__LISTED ENTRIES__.
+===+
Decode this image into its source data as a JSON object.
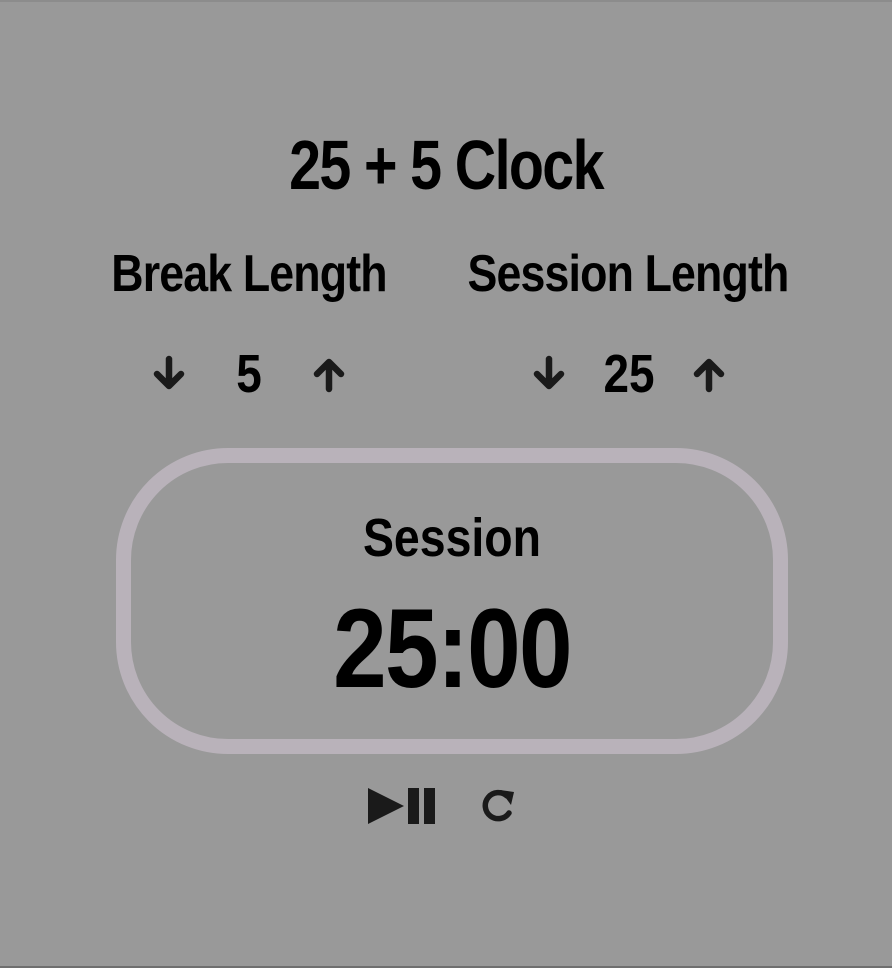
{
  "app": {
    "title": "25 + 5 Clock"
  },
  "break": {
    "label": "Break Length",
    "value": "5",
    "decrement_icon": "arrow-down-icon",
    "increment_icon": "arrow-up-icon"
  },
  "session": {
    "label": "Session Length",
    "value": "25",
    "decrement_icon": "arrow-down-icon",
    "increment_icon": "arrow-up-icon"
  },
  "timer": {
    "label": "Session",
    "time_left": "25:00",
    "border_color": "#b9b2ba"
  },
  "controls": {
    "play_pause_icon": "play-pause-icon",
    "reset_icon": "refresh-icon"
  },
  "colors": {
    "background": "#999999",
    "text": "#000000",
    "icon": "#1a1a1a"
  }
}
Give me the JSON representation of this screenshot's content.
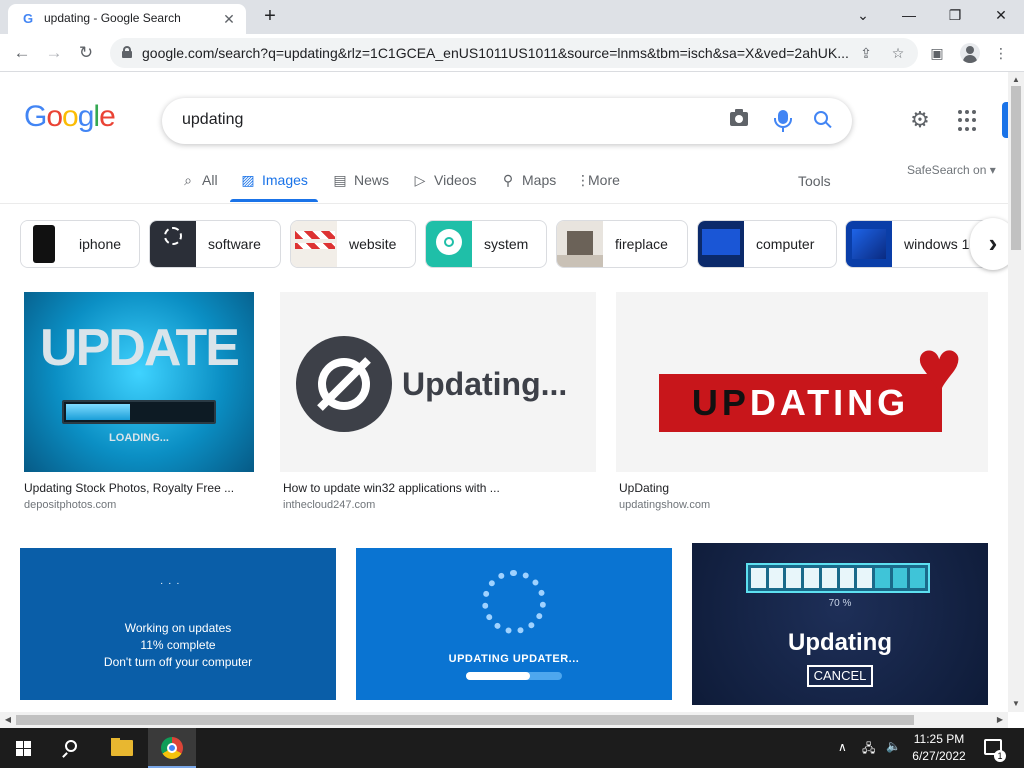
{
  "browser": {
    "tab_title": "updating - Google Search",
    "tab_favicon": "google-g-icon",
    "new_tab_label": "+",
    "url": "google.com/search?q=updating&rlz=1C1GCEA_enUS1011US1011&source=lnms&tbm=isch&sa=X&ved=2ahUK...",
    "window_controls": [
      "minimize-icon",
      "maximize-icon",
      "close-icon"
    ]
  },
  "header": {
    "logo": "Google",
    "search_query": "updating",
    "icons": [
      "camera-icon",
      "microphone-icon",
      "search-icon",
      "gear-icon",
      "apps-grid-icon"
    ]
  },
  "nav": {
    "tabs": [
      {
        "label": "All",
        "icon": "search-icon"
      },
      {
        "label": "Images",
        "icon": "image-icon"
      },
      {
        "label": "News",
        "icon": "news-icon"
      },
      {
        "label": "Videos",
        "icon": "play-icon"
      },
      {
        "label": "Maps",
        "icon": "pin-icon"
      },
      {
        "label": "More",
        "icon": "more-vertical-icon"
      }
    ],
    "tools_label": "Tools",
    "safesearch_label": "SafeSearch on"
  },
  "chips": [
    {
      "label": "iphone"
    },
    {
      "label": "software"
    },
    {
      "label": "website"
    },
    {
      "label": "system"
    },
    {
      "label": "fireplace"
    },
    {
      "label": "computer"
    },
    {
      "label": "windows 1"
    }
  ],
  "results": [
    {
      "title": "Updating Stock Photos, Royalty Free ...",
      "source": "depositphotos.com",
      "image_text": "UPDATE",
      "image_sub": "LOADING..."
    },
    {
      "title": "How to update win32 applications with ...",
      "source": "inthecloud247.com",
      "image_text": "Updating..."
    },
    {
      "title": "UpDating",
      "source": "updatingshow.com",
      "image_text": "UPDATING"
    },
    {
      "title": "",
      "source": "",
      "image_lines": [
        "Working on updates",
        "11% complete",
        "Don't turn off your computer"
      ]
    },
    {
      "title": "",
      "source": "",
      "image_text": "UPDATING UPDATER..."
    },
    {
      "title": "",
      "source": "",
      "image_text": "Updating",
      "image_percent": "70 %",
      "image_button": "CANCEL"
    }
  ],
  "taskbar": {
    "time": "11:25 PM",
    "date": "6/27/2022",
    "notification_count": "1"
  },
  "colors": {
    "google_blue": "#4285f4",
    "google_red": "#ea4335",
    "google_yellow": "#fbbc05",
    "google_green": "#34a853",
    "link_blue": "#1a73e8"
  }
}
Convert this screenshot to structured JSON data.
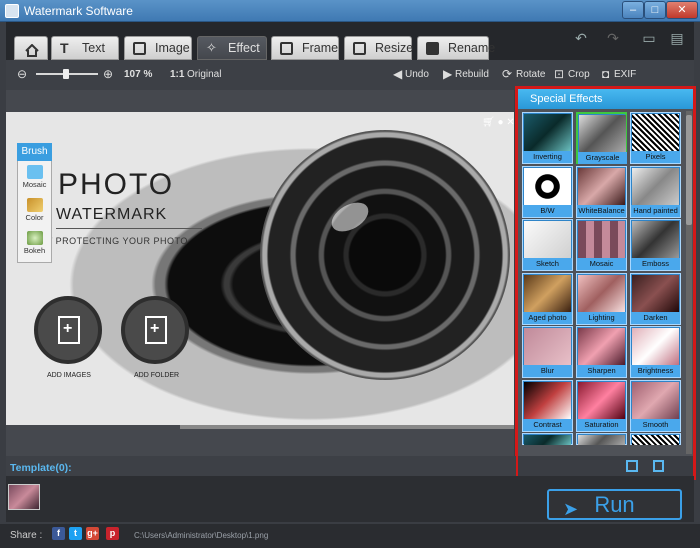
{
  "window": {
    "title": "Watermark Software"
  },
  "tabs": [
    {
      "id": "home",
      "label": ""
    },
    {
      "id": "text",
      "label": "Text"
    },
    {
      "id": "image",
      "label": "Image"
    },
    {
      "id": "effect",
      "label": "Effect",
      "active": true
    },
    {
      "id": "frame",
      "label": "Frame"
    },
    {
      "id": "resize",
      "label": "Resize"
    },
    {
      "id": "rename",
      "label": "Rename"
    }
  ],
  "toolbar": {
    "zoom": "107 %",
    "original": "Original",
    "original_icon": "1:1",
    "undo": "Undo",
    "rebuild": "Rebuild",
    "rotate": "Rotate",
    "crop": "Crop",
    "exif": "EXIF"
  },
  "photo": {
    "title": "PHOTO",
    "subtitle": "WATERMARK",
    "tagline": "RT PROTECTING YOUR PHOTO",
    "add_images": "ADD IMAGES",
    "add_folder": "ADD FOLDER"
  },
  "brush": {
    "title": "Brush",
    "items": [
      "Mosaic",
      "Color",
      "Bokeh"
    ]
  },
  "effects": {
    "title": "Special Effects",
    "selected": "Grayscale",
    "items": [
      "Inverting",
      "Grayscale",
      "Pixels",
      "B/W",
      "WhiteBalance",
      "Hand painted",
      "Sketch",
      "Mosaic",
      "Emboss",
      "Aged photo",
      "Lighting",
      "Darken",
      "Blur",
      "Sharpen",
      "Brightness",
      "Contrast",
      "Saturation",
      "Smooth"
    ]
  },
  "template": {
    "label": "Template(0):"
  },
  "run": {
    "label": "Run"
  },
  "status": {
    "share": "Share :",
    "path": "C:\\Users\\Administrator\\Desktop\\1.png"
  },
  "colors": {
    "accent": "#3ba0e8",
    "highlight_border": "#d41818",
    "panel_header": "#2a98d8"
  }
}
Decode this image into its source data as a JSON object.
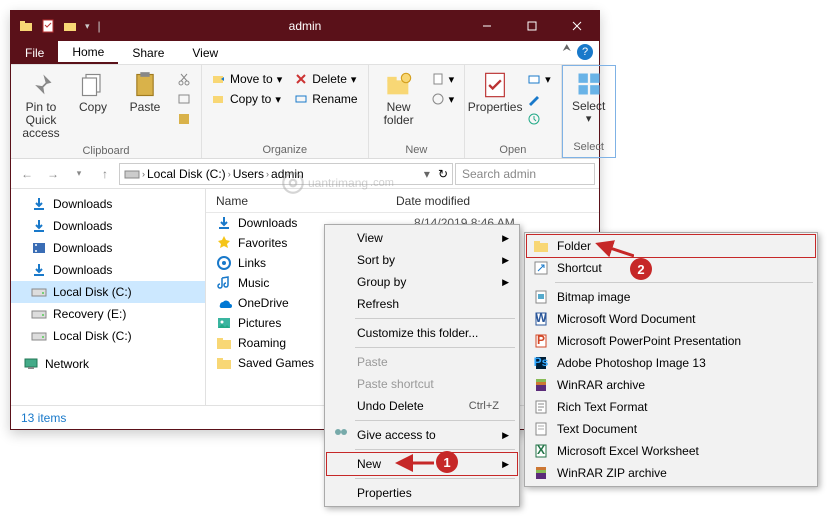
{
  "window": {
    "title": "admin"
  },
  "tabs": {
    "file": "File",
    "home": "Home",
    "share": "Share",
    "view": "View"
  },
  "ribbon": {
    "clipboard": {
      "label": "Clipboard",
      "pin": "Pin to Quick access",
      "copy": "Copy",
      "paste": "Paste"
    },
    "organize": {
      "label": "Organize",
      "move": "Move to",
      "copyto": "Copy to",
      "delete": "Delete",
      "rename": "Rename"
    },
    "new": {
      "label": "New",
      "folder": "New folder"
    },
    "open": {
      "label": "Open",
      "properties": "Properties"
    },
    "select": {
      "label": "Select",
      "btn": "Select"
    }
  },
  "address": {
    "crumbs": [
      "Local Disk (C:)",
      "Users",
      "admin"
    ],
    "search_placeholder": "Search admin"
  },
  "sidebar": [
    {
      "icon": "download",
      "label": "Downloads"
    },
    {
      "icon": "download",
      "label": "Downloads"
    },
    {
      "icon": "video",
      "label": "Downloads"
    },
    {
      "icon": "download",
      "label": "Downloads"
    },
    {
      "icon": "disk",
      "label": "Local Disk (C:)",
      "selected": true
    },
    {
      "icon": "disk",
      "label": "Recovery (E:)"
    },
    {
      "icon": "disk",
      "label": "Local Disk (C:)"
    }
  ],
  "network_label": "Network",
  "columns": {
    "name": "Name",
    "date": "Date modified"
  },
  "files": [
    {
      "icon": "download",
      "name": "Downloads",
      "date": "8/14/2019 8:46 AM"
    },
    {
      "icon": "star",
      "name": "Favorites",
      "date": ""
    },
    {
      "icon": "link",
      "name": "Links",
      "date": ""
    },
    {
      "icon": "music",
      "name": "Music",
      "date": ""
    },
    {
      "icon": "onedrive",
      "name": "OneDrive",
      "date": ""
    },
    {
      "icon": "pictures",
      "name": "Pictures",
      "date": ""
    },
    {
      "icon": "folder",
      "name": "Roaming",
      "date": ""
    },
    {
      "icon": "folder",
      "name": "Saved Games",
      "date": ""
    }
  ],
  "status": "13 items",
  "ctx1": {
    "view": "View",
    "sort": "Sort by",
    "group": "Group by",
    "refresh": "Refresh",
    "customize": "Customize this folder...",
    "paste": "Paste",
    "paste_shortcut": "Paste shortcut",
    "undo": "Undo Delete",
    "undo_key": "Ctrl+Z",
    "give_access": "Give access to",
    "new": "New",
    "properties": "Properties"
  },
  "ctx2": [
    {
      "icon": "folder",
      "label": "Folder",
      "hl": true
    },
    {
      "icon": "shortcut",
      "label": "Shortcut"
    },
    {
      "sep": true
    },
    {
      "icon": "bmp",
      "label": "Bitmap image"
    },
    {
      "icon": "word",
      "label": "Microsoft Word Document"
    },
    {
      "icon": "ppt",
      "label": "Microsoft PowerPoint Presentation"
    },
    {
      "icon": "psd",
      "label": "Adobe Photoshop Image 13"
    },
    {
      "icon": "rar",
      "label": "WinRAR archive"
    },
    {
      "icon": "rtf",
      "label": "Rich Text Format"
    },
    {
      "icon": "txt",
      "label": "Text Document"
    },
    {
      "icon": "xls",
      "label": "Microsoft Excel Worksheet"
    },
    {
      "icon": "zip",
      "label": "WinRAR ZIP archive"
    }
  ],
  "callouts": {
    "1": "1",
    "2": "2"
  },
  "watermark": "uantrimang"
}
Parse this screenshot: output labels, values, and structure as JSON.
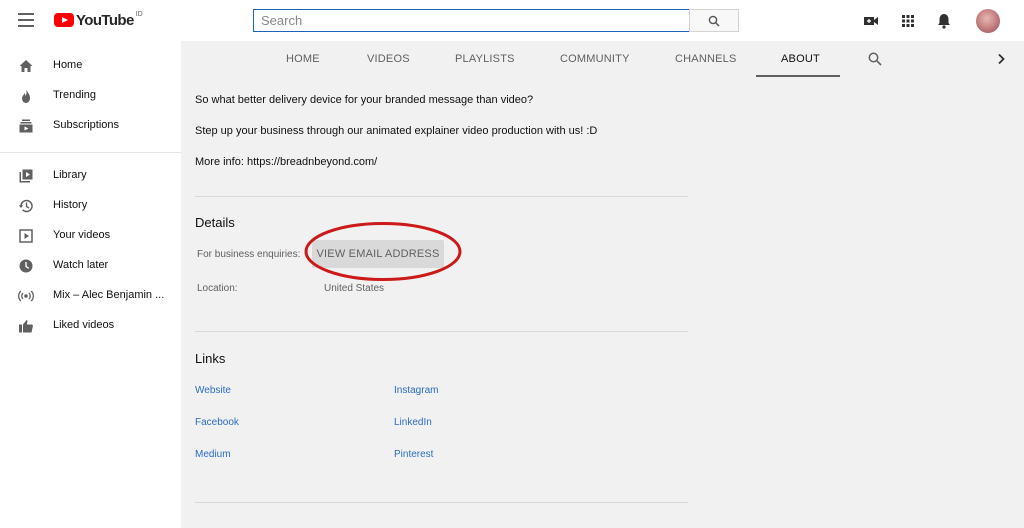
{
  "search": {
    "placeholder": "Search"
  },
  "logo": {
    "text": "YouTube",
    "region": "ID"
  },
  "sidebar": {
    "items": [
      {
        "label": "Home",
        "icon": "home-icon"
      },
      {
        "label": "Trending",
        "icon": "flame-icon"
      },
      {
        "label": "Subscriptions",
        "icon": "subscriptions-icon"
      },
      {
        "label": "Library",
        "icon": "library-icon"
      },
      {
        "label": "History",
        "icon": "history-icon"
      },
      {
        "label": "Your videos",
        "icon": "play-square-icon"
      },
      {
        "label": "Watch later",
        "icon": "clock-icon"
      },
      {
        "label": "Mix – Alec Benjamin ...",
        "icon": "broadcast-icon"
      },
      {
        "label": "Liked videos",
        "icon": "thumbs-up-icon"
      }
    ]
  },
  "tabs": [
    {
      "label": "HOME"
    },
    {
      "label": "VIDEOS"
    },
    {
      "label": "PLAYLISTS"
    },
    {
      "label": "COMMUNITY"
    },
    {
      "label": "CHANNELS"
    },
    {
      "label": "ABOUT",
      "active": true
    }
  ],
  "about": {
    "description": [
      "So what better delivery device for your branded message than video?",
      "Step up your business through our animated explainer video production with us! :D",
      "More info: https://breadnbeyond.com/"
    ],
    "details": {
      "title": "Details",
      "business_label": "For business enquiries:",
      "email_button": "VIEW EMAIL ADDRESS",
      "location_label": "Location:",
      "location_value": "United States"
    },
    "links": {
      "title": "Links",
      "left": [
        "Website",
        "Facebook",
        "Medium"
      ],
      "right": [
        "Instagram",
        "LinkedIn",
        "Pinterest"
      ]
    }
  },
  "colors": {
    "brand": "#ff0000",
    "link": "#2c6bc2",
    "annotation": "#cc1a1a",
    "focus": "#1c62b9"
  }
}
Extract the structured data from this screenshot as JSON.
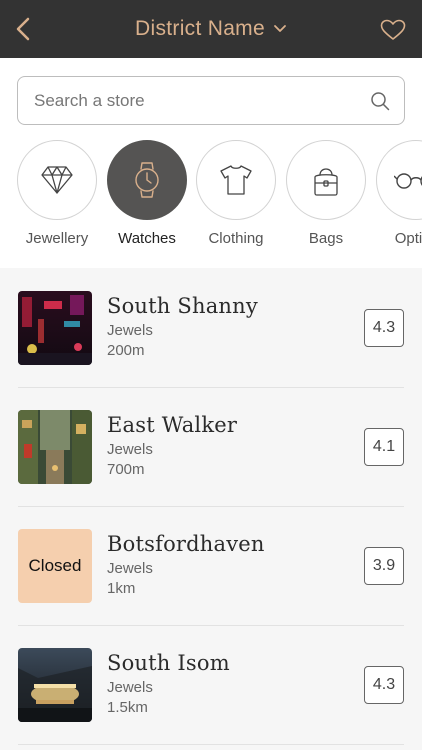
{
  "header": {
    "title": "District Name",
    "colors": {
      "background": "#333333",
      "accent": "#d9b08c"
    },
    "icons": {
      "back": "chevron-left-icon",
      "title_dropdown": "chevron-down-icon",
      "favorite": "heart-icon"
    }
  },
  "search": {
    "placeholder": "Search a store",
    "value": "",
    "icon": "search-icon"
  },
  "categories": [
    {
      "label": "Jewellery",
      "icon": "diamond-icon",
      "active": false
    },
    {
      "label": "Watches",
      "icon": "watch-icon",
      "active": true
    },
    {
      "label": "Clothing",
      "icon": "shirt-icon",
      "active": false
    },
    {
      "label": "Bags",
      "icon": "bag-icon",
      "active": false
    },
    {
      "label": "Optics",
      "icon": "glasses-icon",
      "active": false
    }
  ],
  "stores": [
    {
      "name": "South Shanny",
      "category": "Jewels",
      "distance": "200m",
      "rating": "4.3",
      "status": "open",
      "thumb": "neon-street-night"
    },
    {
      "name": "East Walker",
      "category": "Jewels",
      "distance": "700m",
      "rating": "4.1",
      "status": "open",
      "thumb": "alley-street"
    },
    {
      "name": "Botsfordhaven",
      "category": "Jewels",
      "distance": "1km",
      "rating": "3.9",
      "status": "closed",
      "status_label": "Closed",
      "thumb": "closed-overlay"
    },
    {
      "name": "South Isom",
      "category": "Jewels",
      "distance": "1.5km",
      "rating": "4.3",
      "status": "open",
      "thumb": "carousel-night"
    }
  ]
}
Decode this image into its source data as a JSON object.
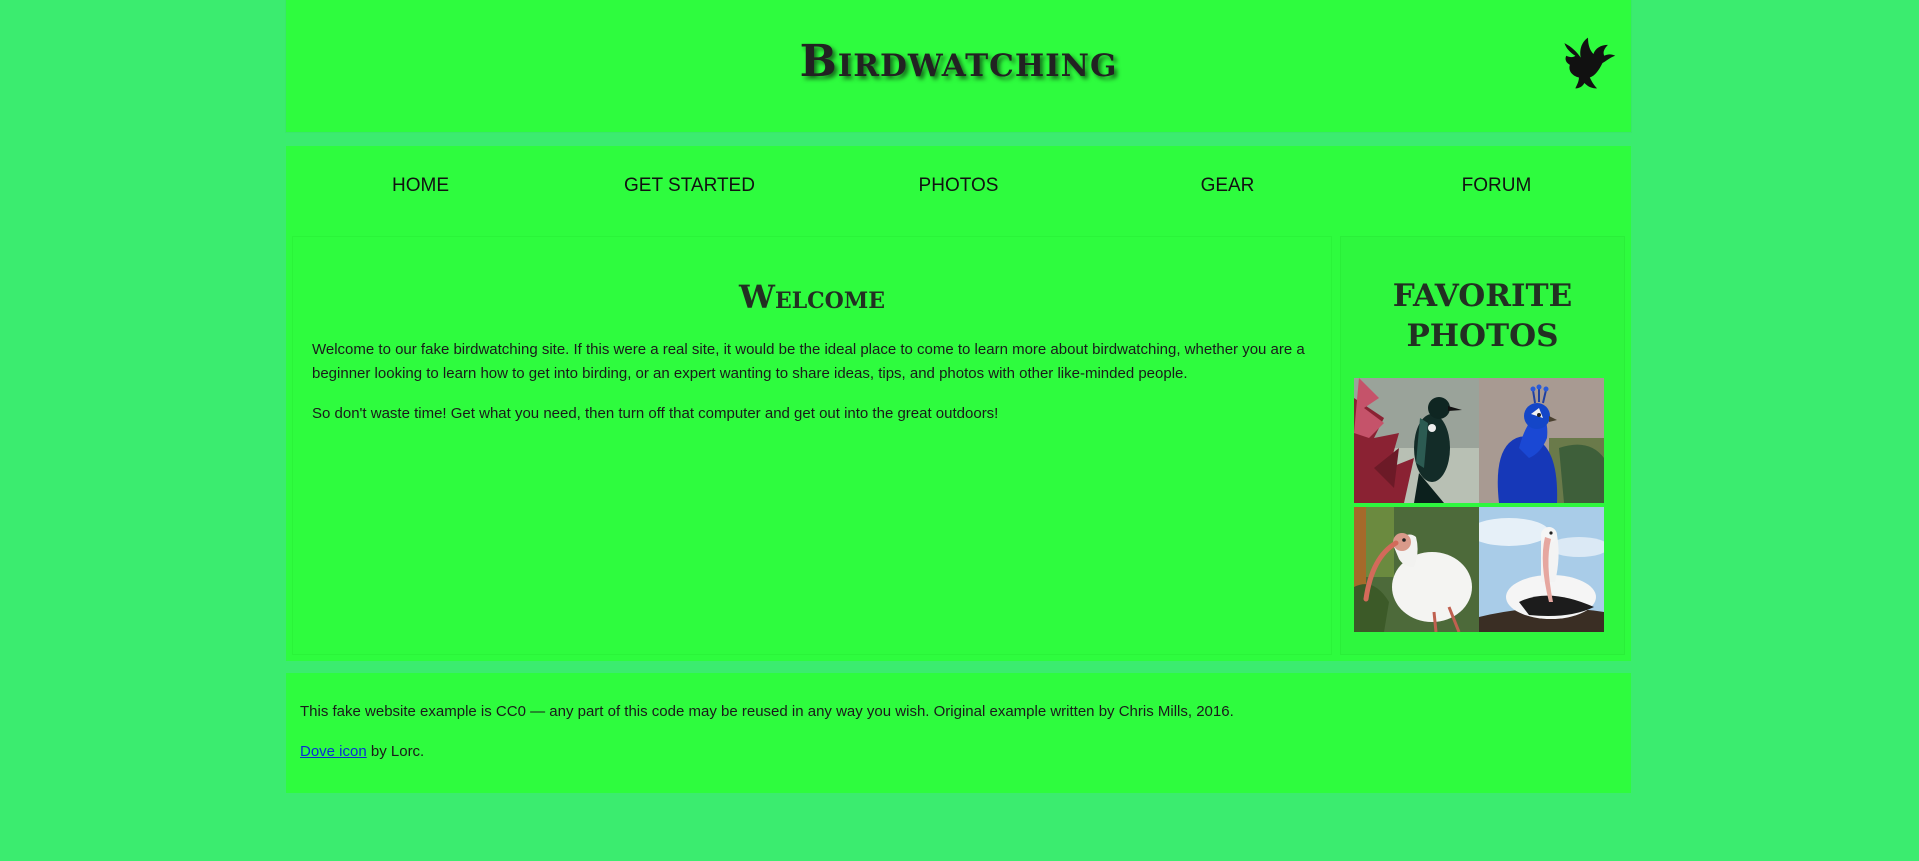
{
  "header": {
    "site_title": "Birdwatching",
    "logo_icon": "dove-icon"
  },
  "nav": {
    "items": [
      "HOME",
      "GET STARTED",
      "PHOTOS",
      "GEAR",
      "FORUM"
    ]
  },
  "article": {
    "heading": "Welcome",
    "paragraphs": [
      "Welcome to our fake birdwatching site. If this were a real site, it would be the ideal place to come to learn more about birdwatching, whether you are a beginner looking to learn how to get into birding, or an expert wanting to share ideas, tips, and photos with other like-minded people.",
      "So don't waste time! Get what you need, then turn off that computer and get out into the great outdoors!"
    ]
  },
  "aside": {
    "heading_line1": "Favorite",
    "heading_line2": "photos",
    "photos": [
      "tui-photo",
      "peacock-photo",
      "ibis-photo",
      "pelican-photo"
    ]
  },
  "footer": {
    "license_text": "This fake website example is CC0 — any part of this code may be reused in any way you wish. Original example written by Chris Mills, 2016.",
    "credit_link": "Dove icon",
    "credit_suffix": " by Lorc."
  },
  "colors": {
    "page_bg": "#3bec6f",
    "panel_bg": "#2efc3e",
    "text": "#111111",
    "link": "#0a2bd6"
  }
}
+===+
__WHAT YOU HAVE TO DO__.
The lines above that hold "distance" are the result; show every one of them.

__EXERCISE RESPONSE__.
      "distance": "200m",
      "distance": "700m",
      "distance": "1km",
      "distance": "1.5km",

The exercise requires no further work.